╭──
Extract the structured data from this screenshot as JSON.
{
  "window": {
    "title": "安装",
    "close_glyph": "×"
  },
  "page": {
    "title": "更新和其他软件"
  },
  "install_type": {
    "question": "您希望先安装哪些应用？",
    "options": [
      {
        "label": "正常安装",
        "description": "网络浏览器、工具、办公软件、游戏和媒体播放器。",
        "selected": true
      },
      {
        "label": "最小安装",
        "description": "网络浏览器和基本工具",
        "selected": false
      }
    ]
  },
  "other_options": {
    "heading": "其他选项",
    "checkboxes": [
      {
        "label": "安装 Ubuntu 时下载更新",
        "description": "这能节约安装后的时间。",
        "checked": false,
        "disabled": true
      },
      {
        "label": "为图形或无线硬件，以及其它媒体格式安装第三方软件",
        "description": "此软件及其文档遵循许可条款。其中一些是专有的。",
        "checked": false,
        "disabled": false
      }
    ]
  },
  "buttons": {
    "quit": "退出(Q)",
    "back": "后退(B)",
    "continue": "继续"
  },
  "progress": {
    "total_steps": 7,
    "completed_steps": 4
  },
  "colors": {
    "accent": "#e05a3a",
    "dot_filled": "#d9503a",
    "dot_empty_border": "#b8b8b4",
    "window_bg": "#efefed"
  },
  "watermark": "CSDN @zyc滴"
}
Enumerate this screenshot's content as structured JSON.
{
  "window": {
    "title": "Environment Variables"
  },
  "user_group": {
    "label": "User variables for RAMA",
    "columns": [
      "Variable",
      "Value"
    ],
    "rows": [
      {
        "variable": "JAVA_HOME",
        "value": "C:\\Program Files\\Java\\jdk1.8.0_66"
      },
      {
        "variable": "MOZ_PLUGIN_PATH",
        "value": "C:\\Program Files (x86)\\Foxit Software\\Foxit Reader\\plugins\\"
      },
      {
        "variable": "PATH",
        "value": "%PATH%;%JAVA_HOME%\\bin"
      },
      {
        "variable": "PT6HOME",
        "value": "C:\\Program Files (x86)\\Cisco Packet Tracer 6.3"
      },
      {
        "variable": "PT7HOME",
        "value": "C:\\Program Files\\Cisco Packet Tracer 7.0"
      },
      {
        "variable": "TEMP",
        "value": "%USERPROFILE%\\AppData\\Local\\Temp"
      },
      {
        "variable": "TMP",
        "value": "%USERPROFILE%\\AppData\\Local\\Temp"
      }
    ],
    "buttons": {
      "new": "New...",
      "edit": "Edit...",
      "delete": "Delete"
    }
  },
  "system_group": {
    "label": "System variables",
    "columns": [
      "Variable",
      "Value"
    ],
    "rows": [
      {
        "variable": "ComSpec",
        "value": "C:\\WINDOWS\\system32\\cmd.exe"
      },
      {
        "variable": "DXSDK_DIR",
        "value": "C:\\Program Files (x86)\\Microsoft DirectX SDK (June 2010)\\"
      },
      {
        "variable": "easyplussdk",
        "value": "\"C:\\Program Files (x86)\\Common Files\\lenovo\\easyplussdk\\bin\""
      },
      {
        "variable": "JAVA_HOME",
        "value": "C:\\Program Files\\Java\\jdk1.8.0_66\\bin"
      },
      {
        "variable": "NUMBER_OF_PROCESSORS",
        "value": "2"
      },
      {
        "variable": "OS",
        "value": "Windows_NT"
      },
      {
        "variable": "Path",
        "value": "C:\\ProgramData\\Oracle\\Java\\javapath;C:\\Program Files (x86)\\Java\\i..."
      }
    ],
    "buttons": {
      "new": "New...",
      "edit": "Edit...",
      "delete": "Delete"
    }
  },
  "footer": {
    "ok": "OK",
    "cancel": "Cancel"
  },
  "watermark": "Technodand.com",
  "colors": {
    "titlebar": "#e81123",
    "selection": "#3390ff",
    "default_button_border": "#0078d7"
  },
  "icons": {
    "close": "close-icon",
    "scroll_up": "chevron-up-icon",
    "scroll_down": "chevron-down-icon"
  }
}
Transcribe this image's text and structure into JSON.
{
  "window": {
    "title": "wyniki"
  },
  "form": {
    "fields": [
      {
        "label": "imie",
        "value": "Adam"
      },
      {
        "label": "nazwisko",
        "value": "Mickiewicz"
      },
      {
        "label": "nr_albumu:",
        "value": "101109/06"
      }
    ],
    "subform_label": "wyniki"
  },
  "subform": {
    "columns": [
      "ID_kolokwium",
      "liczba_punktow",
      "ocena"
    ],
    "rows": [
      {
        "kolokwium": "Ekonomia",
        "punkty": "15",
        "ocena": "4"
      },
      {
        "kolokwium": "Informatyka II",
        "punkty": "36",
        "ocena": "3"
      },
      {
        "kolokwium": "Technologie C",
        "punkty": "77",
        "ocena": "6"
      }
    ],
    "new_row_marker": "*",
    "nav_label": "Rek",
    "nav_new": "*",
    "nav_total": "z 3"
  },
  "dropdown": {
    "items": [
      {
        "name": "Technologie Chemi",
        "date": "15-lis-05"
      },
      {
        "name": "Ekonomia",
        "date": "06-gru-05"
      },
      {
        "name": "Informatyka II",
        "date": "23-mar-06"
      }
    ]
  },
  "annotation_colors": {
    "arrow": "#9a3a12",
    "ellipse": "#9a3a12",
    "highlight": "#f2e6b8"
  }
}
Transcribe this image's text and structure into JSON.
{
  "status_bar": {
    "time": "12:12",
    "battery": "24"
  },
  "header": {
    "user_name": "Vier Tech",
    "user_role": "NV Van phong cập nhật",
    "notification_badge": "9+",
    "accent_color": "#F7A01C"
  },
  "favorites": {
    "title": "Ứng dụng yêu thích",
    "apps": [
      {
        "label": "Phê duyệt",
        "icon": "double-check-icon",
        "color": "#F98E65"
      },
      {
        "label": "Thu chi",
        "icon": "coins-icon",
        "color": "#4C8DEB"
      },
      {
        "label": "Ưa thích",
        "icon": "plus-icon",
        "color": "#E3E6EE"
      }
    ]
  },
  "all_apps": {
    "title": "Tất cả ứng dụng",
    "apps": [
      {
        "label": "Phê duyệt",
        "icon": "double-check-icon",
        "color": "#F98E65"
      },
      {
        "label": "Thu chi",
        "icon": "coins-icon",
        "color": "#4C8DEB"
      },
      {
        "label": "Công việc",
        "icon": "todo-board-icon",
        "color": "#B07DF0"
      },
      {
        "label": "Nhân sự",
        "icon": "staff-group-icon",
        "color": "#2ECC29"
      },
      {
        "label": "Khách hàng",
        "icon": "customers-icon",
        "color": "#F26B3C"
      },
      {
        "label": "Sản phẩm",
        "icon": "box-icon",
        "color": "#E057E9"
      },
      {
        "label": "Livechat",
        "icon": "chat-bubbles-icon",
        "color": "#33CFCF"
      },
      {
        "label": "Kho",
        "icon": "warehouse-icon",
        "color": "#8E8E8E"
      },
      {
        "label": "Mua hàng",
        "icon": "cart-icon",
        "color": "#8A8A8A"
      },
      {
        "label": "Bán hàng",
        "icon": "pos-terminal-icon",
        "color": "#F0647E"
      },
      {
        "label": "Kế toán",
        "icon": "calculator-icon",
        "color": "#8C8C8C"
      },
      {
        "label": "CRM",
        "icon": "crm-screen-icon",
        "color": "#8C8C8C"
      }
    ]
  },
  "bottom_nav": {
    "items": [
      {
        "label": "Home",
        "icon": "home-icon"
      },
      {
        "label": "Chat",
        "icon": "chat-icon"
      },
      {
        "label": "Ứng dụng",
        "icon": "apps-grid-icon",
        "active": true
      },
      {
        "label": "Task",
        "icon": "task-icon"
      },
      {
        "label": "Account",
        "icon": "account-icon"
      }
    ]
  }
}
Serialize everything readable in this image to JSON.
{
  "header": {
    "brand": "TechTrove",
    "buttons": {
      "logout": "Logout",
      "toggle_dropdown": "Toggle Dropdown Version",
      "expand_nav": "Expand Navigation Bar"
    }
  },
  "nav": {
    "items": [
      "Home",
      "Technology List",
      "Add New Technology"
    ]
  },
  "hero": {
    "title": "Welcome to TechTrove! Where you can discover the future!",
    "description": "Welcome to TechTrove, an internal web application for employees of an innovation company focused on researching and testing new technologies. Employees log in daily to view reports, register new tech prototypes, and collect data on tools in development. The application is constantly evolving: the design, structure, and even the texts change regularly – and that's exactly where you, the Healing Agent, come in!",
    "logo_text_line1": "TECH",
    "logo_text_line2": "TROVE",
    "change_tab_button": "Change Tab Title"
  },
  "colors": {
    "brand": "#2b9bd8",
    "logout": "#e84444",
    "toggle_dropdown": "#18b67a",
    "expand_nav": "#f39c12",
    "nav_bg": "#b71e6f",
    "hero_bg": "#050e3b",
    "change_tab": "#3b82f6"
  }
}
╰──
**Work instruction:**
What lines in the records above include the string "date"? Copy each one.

**Expected output:**
        "date": "15-lis-05"
        "date": "06-gru-05"
        "date": "23-mar-06"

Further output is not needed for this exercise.